Date: Friday, November 27, 2015
Spoken word artist Soré Agbaje performed a poem at the Global Civil Society Dialogue on 23 November. A student at Brooklyn College in New York, majoring in political science and double minoring in journalism and TV/radio, she explains how she uses the art and language through "I Sell The Shadow"—a collective of socially conscious artists that aims to build meaningful and sustainable partnerships with UN/NGO agencies through performances, workshops and partnerships. She speaks about her drive to shed light on issues that affect people in her community and around the world. In her own words…
“ ‘Until the lion learns how to write, every story will glorify the hunter’. A huge part of why I write stems from this quote. I'm very passionate and I internalize a lot of things that go on around the world and in my community.
I want to tell the truth and be unapologetic in this truth. I tend to write pieces that deal with social issues and the people affected or involved. Meeting one of the survivors and victors of the Boko Haram kidnappings was a life-changing experience for me. I've written plays and poems, trying to humanize, give a face and a voice to the girls beyond a hashtag. So to actually get the chance to meet her and hear her story, not through the perspective of a news anchor, play, poem, or journalist was amazing. It taught me an important lesson: look beyond political movements, zoom into the individual stories. I think sometimes we forget this without meaning to.
I Sell The Shadow gives artists like me a platform for civic engagement. I think artists have a lot to say. We observe everything. We see all the ugly in the world and try to make it beautiful—whether that's through a song, picture, or a painting. This doesn't makes us any different from let's say an activist or a community organizer or even a politician with the right intentions. We all want the same thing. We are sensitive to the injustice and ugly of the world and have a deep desire to change it.

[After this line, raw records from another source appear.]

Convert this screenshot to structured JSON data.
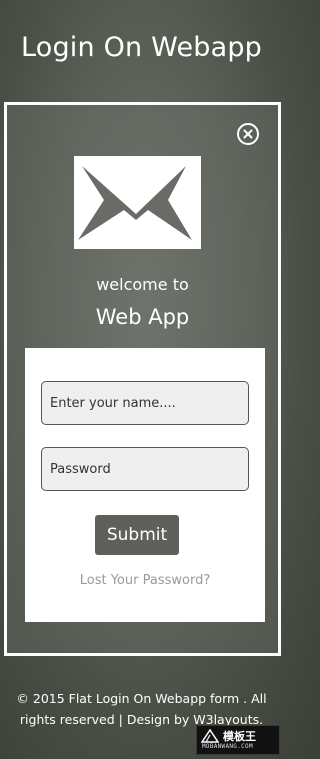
{
  "header": {
    "title": "Login On Webapp"
  },
  "login": {
    "close_icon": "close-circle-icon",
    "mail_icon": "envelope-icon",
    "welcome_text": "welcome to",
    "app_name": "Web App",
    "form": {
      "name_placeholder": "Enter your name....",
      "password_placeholder": "Password",
      "submit_label": "Submit",
      "lost_password_label": "Lost Your Password?"
    }
  },
  "footer": {
    "text": "© 2015 Flat Login On Webapp form . All rights reserved | Design by W3layouts."
  },
  "watermark": {
    "text": "模板王",
    "subtext": "MOBANWANG.COM"
  },
  "colors": {
    "background": "#5d6259",
    "frame_border": "#ffffff",
    "submit_background": "#5f605c",
    "input_background": "#efefef",
    "link_color": "#9a9a9a"
  }
}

Art humanizes people and their stories. In a class or other structured settings, we tend to talk about issues in terms of statistics or labeling terms like Third World. These labels paint whole groups of people with one brush. That can be limiting. Art paints a vivid, layered and individualized picture. Art presents world issues in a way that can be widely understood by anyone regardless of your race, class, gender, language or culture.
The work we do at I Sell The Shadow sheds light on real issues and injustices that happen in our individual communities and all around the world. Art is a powerful tool that can be used to disarm someone in order for them to accept the truth and help bring about change. “I Sell The Shadow” brings this art directly to the people that have the appointed power and have the resources to bring change.

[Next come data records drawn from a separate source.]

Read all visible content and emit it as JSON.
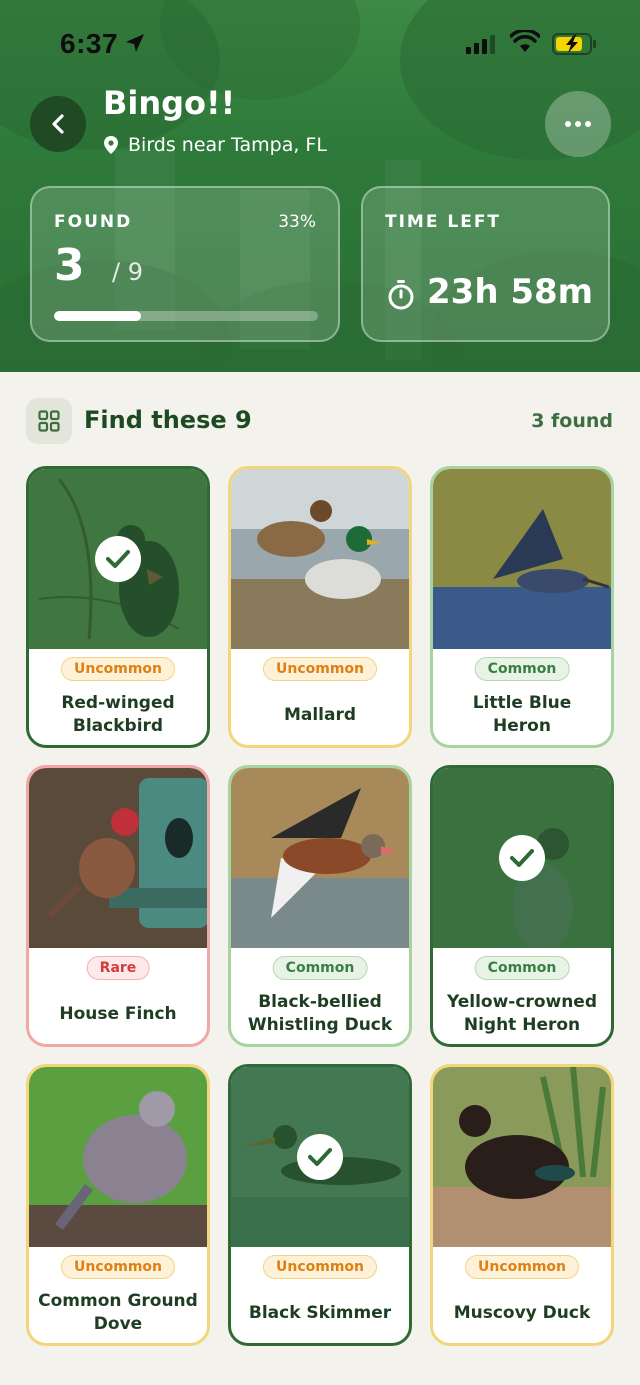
{
  "status_bar": {
    "time": "6:37"
  },
  "header": {
    "title": "Bingo!!",
    "location": "Birds near Tampa, FL"
  },
  "stats": {
    "found_label": "FOUND",
    "found_count": "3",
    "found_total": "/ 9",
    "found_percent": "33%",
    "progress_fraction": 0.33,
    "time_label": "TIME LEFT",
    "time_value": "23h 58m"
  },
  "section": {
    "title": "Find these 9",
    "found_summary": "3 found"
  },
  "birds": [
    {
      "name": "Red-winged Blackbird",
      "rarity": "Uncommon",
      "found": true
    },
    {
      "name": "Mallard",
      "rarity": "Uncommon",
      "found": false
    },
    {
      "name": "Little Blue Heron",
      "rarity": "Common",
      "found": false
    },
    {
      "name": "House Finch",
      "rarity": "Rare",
      "found": false
    },
    {
      "name": "Black-bellied Whistling Duck",
      "rarity": "Common",
      "found": false
    },
    {
      "name": "Yellow-crowned Night Heron",
      "rarity": "Common",
      "found": true
    },
    {
      "name": "Common Ground Dove",
      "rarity": "Uncommon",
      "found": false
    },
    {
      "name": "Black Skimmer",
      "rarity": "Uncommon",
      "found": true
    },
    {
      "name": "Muscovy Duck",
      "rarity": "Uncommon",
      "found": false
    }
  ],
  "colors": {
    "brand_green": "#2e7a3a",
    "dark_green": "#1e4a22",
    "uncommon": "#e07f12",
    "common": "#3a7f42",
    "rare": "#d43b3b"
  }
}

There is a really large community of ‘artivists’ all around the world. Artists like me, who have dedicated their lives and their work to upholding justice. I Sell The Shadow gives us a platform. We aren't politicians so we don't have an agenda or a political party to answer to. We don't have to be afraid that this truth that needs to be told might offend this funder. This is important because we can then say the things that need to be heard and hold our world leaders accountable.”
Link to Sore's YouTube Channel: https://www.youtube.com/user/TheSpokenSociety/videos
Link to I Sell The Shadow performance: https://www.youtube.com/watch?v=3tti9dx5zYM
Disclaimer: The views expressed here are of the artist and may not necessarily reflect those of UN Women.